◆ Work to be completed
Copy out each line of the data below in which "this" appears.
-- Opening Marker --
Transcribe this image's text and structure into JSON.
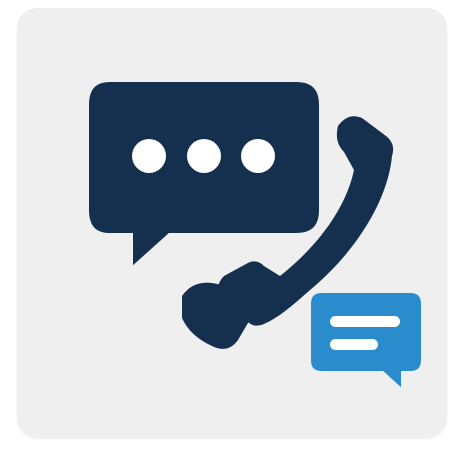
{
  "app_icon": {
    "icon_name": "chat-phone-icon",
    "parts": [
      "speech-bubble-icon",
      "telephone-handset-icon",
      "message-bubble-icon"
    ],
    "colors": {
      "tile_background": "#efeff0",
      "navy": "#15304f",
      "blue": "#2a8ccd",
      "white": "#ffffff"
    }
  }
}
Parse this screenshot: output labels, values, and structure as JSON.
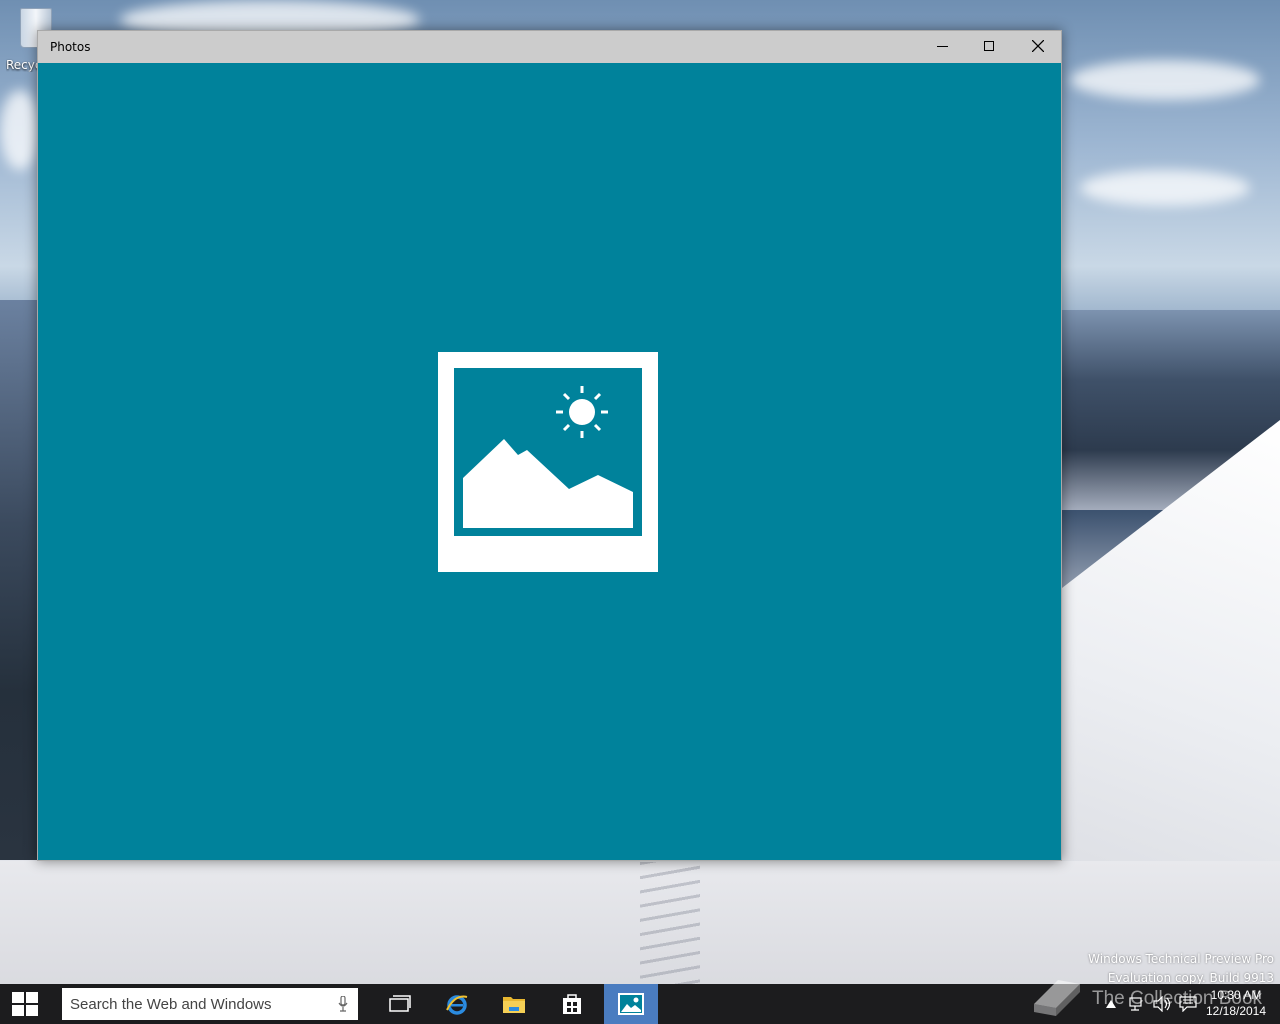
{
  "desktop": {
    "recycle_bin_label": "Recycle Bin",
    "watermark": {
      "line1": "Windows Technical Preview Pro",
      "line2": "Evaluation copy. Build 9913"
    },
    "brand_text": "The Collection Book"
  },
  "window": {
    "title": "Photos",
    "accent_color": "#00829b",
    "titlebar_color": "#cccccc",
    "center_icon": "photos-app-logo-icon"
  },
  "taskbar": {
    "search_placeholder": "Search the Web and Windows",
    "pinned": [
      {
        "name": "task-view",
        "icon": "task-view-icon"
      },
      {
        "name": "internet-explorer",
        "icon": "internet-explorer-icon"
      },
      {
        "name": "file-explorer",
        "icon": "folder-icon"
      },
      {
        "name": "store",
        "icon": "store-icon"
      },
      {
        "name": "photos",
        "icon": "photos-icon",
        "active": true
      }
    ],
    "clock": {
      "time": "10:30 AM",
      "date": "12/18/2014"
    },
    "active_color": "#4a7cc0"
  }
}
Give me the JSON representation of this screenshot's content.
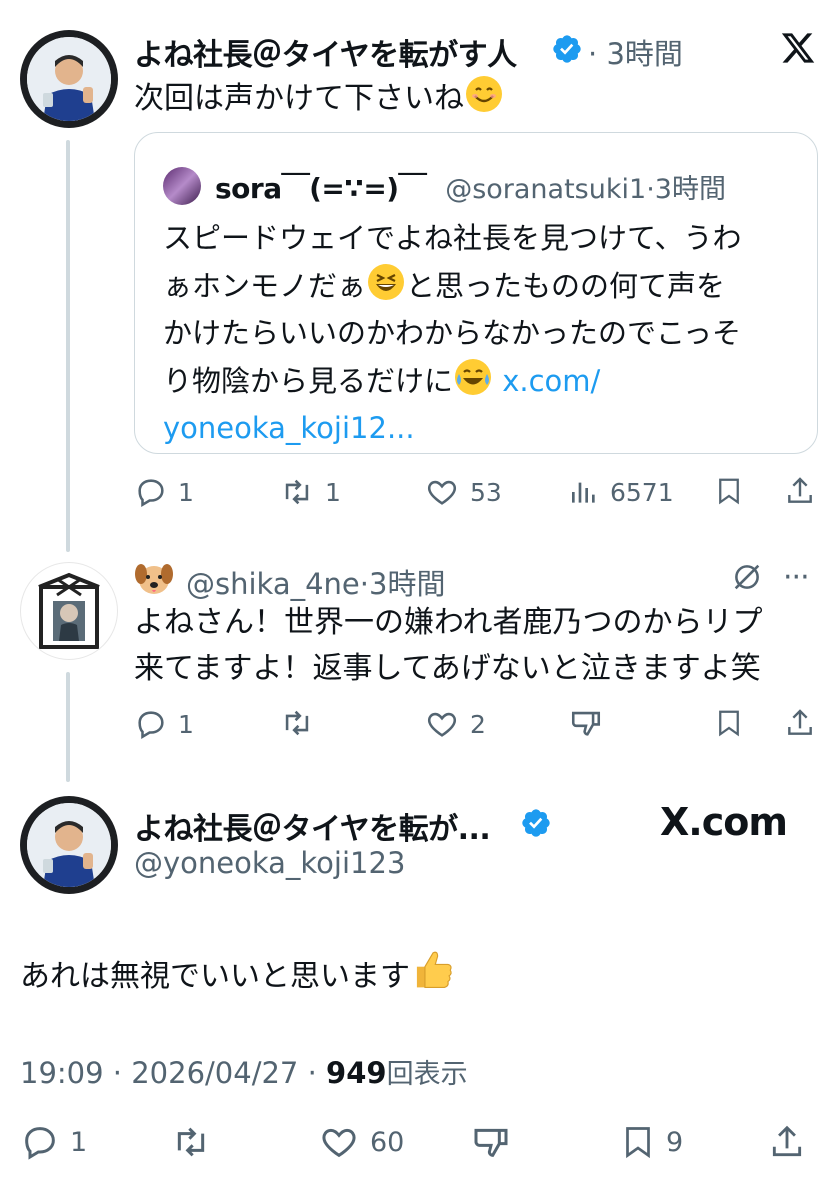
{
  "post1": {
    "display_name": "よね社長＠タイヤを転がす人",
    "time": "3時間",
    "text": "次回は声かけて下さいね"
  },
  "quote": {
    "display_name": "sora￣(=∵=)￣",
    "handle": "@soranatsuki1",
    "time": "3時間",
    "text_line1": "スピードウェイでよね社長を見つけて、うわ",
    "text_line2a": "ぁホンモノだぁ",
    "text_line2b": "と思ったものの何て声を",
    "text_line3": "かけたらいいのかわからなかったのでこっそ",
    "text_line4": "り物陰から見るだけに",
    "link_part1": "x.com/",
    "link_part2": "yoneoka_koji12..."
  },
  "post1_actions": {
    "reply": "1",
    "repost": "1",
    "like": "53",
    "views": "6571"
  },
  "post2": {
    "handle": "@shika_4ne",
    "time": "3時間",
    "text_line1": "よねさん！世界一の嫌われ者鹿乃つのからリプ",
    "text_line2": "来てますよ！返事してあげないと泣きますよ笑"
  },
  "post2_actions": {
    "reply": "1",
    "like": "2"
  },
  "main": {
    "display_name": "よね社長＠タイヤを転が...",
    "handle": "@yoneoka_koji123",
    "brand": "X.com",
    "text": "あれは無視でいいと思います",
    "time": "19:09",
    "date": "2026/04/27",
    "views_count": "949",
    "views_label": "回表示"
  },
  "main_actions": {
    "reply": "1",
    "like": "60",
    "bookmark": "9"
  },
  "colors": {
    "accent": "#1d9bf0",
    "muted": "#536471",
    "text": "#0f1419",
    "border": "#cfd9de"
  }
}
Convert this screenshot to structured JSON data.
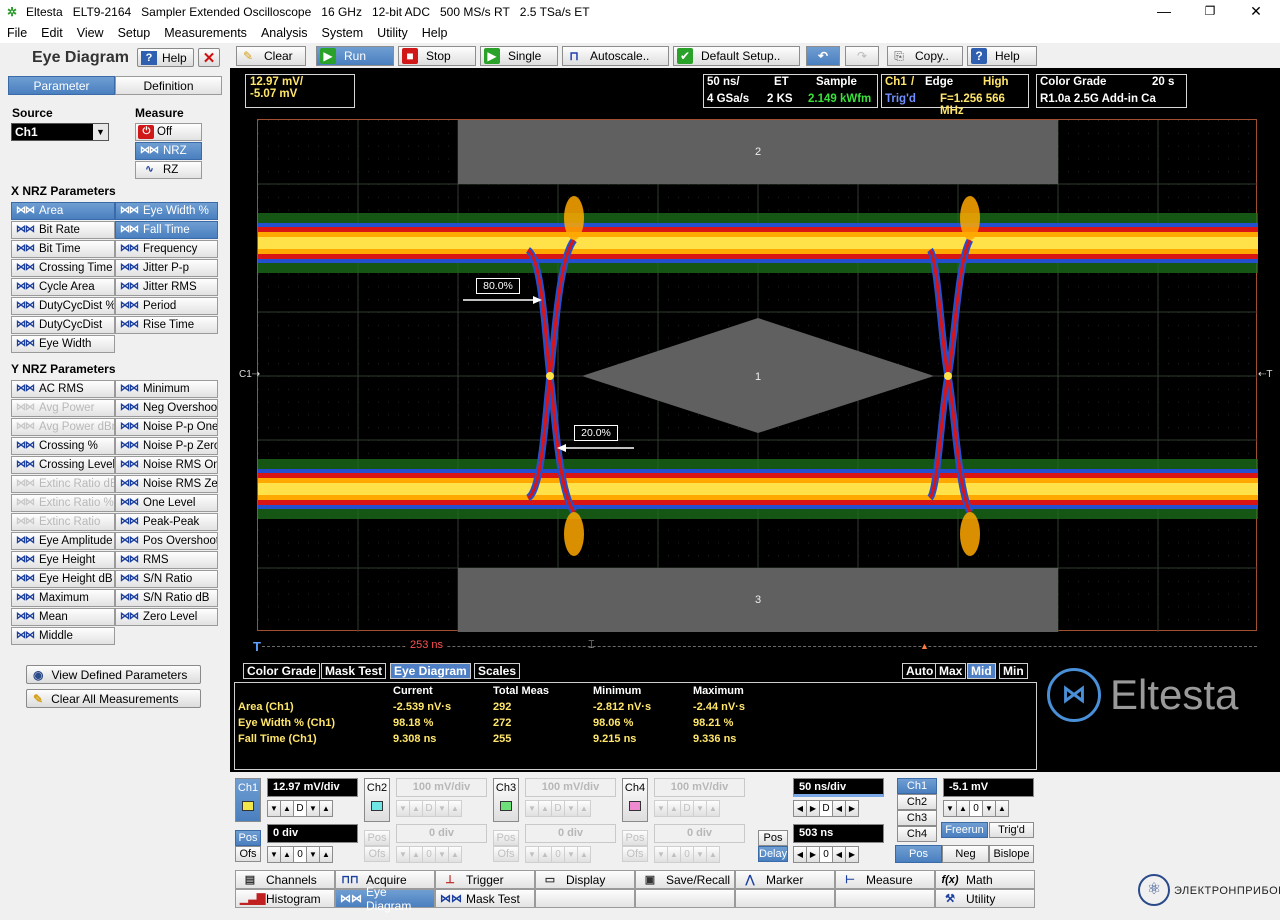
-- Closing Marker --
◆ Answer
Transcribe this image's text and structure into JSON.
Parse this screenshot: output labels, values, and structure as JSON.
Give me the JSON representation of this screenshot's content.
Convert this screenshot to structured JSON data.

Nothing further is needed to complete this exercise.